Now that I’m older I understand what was going on. I wonder if she feels alone like me, but that I’ll never know. You see, my mom is like a one-way street. She consumes all the heavy things speeding towards her, but never releases any emotion back. I never thought about it before now, but I want to be just like my mom when it comes to my emotions. Today we’re closer than any other mother-daughter duo, mainly because of my father’s incarceration. When either one of us is down or slacking we’re there to motivate each other. I honestly believe that wouldn’t have happened if my dad hadn’t been gone for those four years.
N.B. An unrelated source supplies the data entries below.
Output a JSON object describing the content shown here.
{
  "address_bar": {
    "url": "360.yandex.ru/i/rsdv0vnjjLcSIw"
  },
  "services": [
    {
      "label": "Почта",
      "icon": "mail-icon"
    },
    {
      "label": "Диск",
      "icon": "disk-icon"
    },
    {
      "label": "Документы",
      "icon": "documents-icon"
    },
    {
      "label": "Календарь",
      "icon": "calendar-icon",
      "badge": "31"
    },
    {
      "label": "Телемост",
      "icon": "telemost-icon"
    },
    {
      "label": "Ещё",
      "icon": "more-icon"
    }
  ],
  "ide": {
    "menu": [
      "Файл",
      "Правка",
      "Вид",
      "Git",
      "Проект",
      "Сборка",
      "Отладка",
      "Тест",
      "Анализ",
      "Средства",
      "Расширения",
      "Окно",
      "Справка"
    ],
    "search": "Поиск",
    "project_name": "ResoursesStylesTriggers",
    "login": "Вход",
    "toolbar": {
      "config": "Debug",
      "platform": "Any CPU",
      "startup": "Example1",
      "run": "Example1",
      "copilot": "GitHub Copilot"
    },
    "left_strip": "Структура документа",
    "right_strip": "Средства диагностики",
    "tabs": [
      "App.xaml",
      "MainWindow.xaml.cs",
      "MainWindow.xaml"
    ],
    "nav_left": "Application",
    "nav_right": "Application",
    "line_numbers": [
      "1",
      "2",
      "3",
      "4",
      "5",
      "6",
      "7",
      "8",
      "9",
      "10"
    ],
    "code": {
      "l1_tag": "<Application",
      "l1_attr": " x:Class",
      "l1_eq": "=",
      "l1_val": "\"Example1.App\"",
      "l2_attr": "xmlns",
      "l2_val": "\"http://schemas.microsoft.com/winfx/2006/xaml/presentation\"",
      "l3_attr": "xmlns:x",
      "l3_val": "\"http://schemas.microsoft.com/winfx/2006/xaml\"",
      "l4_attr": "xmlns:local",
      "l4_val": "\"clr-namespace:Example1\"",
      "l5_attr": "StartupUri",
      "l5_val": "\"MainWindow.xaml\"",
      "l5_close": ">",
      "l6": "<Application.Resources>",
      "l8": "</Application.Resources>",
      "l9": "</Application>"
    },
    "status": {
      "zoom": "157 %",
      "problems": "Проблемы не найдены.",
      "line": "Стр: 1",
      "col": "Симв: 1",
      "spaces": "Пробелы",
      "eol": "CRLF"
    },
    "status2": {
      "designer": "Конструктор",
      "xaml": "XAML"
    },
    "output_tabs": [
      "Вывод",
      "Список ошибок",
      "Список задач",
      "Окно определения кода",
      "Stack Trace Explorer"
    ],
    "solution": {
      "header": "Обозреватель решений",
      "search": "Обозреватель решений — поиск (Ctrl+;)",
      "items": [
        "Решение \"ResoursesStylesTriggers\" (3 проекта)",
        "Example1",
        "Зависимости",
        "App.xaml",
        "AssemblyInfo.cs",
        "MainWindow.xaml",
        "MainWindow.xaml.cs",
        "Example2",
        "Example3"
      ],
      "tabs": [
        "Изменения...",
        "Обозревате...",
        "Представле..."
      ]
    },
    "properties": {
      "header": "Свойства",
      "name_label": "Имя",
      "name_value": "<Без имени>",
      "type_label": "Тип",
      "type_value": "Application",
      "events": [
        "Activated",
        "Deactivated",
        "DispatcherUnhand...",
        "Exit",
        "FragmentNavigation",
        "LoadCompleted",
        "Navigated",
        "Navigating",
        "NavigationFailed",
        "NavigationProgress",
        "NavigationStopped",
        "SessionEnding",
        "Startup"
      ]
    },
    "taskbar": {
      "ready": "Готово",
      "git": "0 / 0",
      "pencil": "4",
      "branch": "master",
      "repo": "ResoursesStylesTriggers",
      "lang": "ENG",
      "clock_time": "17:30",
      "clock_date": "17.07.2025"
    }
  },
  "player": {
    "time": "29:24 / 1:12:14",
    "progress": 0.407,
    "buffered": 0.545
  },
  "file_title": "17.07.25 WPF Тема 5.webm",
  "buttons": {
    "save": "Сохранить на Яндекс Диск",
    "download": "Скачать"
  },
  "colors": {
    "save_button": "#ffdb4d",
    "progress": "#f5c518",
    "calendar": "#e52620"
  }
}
Today I’m fifteen, and I’m still the same girl laughing and joking on the outside and constantly fighting myself on the inside. My dad has been out of prison for two years now, yet I still miss him. He’s not the dad I used to dream about. He’s changed from hugs and kisses to loud music and demanding our submission. Where did you go, Daddy? Err, Dad? Sir? It’s me! Your baby girl! Your money queen! Your princess! What made you become so different? Help me, Daddy. I’m dying, too afraid to show you the tears I’m crying. Now before I go to lie in my shrunken twin-sized bed with whatever sheets and blanket I can find, “Daddy, what movie do you want to turn on?” doesn’t leave my mouth. Instead, neglect fills my already broken heart, because by the time he gets home it’s time for everyone to get up and dressed. When I am able to stay up late enough to see him get home, we turn on a movie, get our cups filled with peach tea. But not even halfway through the movie, his head is tilted back on his chair, mouth wide open, eyes shut, leaving me with no other choice than to go lie down myself. Alone in my bed, surrounded by the gunshot-filled night, I am once again having to fend for myself, as my nightmares continue to win the fight. It’s 3:57 a.m. Where are you, Daddy?